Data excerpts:

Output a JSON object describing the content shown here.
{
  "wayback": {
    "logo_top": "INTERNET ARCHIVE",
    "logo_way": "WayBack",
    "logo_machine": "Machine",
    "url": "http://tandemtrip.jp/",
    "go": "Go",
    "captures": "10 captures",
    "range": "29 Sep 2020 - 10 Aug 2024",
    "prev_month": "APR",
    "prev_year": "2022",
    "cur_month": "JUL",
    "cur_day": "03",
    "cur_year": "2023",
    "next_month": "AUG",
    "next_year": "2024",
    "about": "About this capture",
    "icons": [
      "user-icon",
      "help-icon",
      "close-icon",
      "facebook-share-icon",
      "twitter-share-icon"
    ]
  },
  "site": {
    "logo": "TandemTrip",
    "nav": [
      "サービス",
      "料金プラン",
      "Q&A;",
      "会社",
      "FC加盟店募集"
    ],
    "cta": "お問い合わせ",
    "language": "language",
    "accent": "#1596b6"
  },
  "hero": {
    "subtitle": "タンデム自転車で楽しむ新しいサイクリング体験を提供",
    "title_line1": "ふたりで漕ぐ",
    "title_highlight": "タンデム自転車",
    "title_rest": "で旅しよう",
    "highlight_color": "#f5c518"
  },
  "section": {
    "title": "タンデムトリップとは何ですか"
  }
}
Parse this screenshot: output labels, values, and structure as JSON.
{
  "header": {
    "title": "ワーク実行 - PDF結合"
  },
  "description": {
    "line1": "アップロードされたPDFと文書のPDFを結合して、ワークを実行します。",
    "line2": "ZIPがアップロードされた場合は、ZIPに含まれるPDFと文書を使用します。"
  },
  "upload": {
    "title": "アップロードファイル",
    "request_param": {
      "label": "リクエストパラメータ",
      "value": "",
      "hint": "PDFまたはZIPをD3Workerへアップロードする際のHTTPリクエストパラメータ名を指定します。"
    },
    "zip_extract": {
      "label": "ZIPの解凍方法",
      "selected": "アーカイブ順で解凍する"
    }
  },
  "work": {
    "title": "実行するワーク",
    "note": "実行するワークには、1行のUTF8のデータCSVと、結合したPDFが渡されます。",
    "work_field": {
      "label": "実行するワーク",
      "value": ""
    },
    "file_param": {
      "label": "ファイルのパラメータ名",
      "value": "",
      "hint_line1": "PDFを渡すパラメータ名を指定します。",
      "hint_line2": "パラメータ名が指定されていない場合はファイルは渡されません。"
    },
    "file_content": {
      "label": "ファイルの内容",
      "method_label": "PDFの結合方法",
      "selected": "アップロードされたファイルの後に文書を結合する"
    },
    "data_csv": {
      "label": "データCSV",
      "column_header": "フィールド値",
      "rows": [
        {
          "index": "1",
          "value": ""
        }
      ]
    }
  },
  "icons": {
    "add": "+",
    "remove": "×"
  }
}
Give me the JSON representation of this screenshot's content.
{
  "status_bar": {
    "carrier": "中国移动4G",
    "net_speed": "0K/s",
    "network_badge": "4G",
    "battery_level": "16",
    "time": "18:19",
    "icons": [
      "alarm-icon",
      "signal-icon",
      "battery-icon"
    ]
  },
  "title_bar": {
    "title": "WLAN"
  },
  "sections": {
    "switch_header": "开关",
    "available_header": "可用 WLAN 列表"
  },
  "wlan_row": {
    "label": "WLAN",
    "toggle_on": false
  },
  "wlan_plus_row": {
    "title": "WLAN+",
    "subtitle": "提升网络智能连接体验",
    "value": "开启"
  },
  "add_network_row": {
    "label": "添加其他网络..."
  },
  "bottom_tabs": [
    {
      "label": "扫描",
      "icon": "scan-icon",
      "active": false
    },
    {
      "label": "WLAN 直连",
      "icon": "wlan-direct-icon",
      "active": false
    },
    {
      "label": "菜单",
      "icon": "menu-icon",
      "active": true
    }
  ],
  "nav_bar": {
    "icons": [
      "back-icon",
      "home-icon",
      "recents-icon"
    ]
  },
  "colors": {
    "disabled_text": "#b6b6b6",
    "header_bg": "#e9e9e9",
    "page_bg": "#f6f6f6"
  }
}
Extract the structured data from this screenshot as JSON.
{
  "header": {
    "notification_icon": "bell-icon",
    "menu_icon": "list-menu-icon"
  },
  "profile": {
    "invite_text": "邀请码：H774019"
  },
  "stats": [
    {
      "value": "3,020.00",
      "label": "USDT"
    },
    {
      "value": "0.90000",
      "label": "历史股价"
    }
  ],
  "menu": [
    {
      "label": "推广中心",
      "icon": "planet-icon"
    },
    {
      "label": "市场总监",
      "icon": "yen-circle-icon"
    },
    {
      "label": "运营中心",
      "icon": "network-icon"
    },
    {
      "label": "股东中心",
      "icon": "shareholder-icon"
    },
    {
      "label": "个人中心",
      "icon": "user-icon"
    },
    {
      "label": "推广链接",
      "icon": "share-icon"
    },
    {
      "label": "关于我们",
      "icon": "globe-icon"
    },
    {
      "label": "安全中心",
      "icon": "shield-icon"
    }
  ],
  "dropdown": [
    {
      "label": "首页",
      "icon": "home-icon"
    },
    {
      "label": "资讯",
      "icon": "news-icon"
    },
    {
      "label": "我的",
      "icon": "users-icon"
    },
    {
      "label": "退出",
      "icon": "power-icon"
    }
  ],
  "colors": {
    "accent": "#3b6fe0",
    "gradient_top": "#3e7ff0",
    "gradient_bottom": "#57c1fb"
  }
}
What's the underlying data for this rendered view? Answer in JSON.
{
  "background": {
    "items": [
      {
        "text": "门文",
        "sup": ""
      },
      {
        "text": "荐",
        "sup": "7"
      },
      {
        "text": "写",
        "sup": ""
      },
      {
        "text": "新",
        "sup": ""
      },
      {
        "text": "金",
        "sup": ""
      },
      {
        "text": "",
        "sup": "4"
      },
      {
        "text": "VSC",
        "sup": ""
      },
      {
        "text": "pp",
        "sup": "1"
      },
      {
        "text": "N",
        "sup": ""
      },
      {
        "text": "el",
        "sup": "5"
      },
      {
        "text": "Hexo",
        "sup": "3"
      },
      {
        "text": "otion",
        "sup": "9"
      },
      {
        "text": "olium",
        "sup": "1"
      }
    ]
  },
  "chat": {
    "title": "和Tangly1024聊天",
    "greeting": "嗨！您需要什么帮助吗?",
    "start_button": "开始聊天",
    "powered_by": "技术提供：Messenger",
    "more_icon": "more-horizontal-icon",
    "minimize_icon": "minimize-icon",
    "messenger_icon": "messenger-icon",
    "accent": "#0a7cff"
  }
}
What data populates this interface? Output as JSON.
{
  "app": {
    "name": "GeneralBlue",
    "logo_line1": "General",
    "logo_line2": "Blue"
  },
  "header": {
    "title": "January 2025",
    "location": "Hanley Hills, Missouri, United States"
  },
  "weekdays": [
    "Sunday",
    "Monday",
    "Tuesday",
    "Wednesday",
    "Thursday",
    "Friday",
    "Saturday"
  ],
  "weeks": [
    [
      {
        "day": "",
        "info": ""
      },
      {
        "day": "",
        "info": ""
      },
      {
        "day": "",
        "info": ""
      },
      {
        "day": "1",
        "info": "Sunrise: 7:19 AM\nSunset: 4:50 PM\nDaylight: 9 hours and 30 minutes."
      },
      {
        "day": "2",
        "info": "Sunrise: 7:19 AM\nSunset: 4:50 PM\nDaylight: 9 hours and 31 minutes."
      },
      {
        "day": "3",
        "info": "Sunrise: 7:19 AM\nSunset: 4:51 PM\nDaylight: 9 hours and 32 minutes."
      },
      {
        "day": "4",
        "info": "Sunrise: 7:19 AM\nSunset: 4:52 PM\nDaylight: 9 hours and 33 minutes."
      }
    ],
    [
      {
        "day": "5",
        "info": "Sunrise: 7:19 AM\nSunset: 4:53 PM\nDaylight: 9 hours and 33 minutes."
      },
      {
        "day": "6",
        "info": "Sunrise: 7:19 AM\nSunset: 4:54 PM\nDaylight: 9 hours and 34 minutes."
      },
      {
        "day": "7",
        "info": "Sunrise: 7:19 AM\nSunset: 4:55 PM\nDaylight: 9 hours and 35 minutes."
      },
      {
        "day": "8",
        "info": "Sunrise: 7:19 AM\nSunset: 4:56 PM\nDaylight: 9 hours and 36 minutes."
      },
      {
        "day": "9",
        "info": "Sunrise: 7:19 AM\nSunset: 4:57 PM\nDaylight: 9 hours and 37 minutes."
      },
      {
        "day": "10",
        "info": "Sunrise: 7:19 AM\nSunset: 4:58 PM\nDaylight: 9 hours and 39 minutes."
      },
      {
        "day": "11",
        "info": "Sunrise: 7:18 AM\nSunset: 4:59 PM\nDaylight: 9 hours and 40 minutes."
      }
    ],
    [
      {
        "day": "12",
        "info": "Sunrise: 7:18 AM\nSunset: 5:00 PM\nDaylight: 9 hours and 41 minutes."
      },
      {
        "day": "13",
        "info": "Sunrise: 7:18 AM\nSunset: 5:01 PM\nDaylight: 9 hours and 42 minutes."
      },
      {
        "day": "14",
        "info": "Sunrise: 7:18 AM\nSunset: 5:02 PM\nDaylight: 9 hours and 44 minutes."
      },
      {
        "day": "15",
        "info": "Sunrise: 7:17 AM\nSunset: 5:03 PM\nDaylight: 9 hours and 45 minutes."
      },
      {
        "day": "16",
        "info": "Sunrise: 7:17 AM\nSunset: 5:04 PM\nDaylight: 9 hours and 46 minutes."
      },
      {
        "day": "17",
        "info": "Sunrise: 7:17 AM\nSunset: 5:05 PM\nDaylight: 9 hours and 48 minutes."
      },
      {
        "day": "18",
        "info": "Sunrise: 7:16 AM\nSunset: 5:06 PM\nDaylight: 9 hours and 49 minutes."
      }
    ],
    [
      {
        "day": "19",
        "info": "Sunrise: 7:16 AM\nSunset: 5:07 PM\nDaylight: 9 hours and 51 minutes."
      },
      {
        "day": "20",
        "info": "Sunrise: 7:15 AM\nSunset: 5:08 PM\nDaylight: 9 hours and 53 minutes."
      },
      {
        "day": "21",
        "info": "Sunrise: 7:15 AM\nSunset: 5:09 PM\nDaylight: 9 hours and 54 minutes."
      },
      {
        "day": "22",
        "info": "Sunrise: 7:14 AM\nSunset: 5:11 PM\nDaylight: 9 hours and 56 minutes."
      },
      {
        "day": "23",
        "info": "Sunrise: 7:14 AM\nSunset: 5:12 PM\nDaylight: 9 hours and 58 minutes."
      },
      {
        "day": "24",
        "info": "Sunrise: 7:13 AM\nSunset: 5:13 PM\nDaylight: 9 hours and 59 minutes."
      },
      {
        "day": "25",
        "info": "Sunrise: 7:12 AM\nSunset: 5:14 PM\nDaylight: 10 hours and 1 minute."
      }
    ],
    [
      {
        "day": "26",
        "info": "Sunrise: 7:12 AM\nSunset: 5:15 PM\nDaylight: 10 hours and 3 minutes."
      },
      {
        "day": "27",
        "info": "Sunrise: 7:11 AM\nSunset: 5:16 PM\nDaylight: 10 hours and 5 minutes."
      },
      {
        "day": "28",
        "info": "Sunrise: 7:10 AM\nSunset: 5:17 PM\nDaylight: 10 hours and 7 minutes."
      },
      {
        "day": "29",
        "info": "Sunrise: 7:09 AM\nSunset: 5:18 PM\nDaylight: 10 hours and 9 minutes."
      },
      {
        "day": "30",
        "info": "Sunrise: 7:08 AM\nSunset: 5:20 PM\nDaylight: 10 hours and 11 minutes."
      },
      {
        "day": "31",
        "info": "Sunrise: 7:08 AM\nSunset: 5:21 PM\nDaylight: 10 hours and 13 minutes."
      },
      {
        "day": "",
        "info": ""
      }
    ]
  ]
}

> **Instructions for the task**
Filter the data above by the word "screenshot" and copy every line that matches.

> **Response to this exercise**
Parse this screenshot: output labels, values, and structure as JSON.
Give me the JSON representation of this screenshot's content.
Extract the structured data from this screenshot as JSON.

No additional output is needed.